▶ **Assigned task**:
Below is a block of records; reproduce all of them exactly and leave out any pictures.

BEGIN Data in this exercise

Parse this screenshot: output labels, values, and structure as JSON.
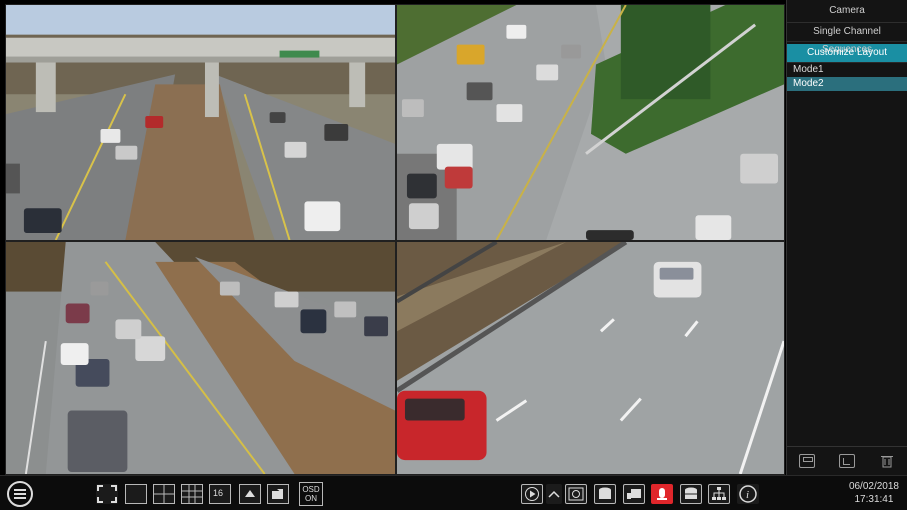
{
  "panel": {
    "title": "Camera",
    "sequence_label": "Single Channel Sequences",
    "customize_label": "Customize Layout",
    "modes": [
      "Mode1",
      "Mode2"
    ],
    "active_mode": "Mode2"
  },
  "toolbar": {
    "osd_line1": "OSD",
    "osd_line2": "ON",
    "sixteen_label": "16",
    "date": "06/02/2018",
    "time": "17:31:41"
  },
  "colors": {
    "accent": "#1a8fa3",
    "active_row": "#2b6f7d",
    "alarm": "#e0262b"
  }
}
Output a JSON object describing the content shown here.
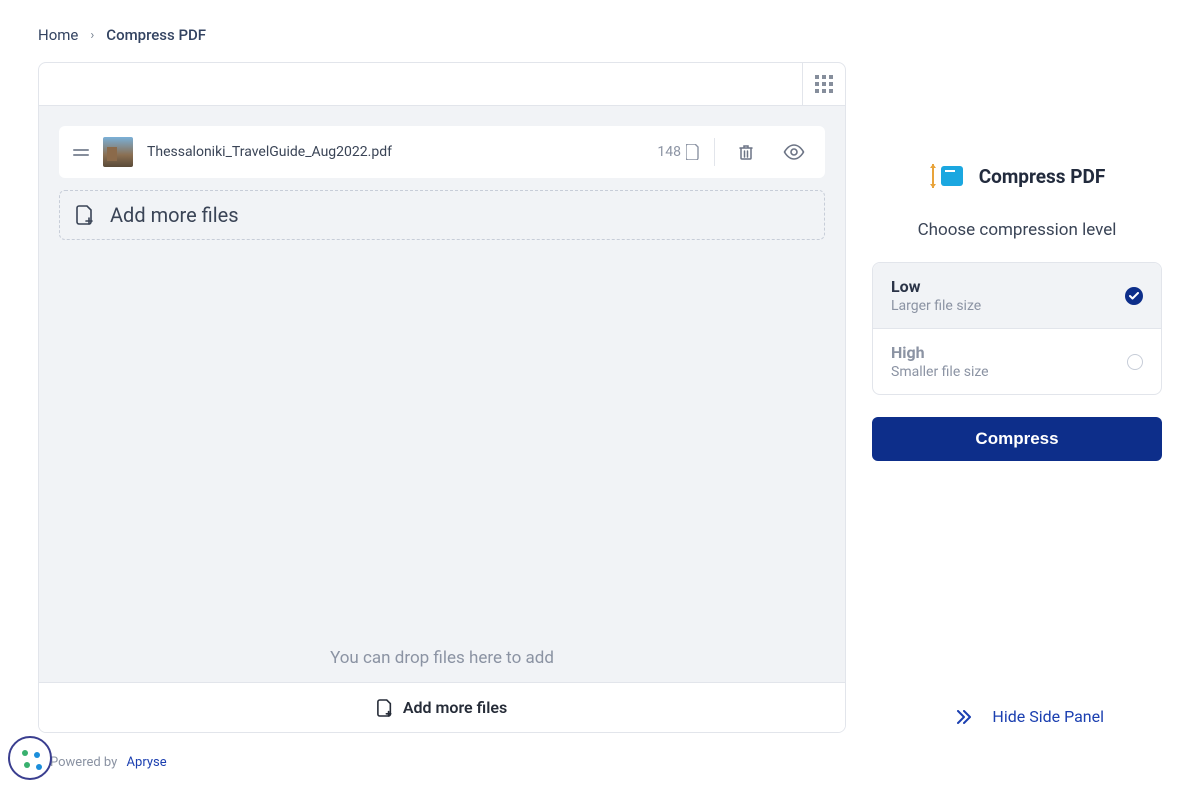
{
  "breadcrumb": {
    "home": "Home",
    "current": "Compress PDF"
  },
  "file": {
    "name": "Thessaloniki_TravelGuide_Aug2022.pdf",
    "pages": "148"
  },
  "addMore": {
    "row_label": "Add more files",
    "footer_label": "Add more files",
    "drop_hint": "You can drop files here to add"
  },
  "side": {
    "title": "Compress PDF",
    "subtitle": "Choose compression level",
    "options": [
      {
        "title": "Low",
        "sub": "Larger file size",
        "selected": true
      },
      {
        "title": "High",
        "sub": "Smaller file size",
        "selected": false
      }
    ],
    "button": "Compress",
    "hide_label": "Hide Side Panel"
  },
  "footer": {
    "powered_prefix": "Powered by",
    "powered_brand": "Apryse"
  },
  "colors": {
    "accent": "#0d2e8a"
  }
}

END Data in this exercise

▶ **Exercise solution**:
Parse this screenshot: output labels, values, and structure as JSON.
{
  "panel": {
    "title": "Camera",
    "sequence_label": "Single Channel Sequences",
    "customize_label": "Customize Layout",
    "modes": [
      "Mode1",
      "Mode2"
    ],
    "active_mode": "Mode2"
  },
  "toolbar": {
    "osd_line1": "OSD",
    "osd_line2": "ON",
    "sixteen_label": "16",
    "date": "06/02/2018",
    "time": "17:31:41"
  },
  "colors": {
    "accent": "#1a8fa3",
    "active_row": "#2b6f7d",
    "alarm": "#e0262b"
  }
}
Output a JSON object describing the content shown here.
{
  "breadcrumb": {
    "home": "Home",
    "current": "Compress PDF"
  },
  "file": {
    "name": "Thessaloniki_TravelGuide_Aug2022.pdf",
    "pages": "148"
  },
  "addMore": {
    "row_label": "Add more files",
    "footer_label": "Add more files",
    "drop_hint": "You can drop files here to add"
  },
  "side": {
    "title": "Compress PDF",
    "subtitle": "Choose compression level",
    "options": [
      {
        "title": "Low",
        "sub": "Larger file size",
        "selected": true
      },
      {
        "title": "High",
        "sub": "Smaller file size",
        "selected": false
      }
    ],
    "button": "Compress",
    "hide_label": "Hide Side Panel"
  },
  "footer": {
    "powered_prefix": "Powered by",
    "powered_brand": "Apryse"
  },
  "colors": {
    "accent": "#0d2e8a"
  }
}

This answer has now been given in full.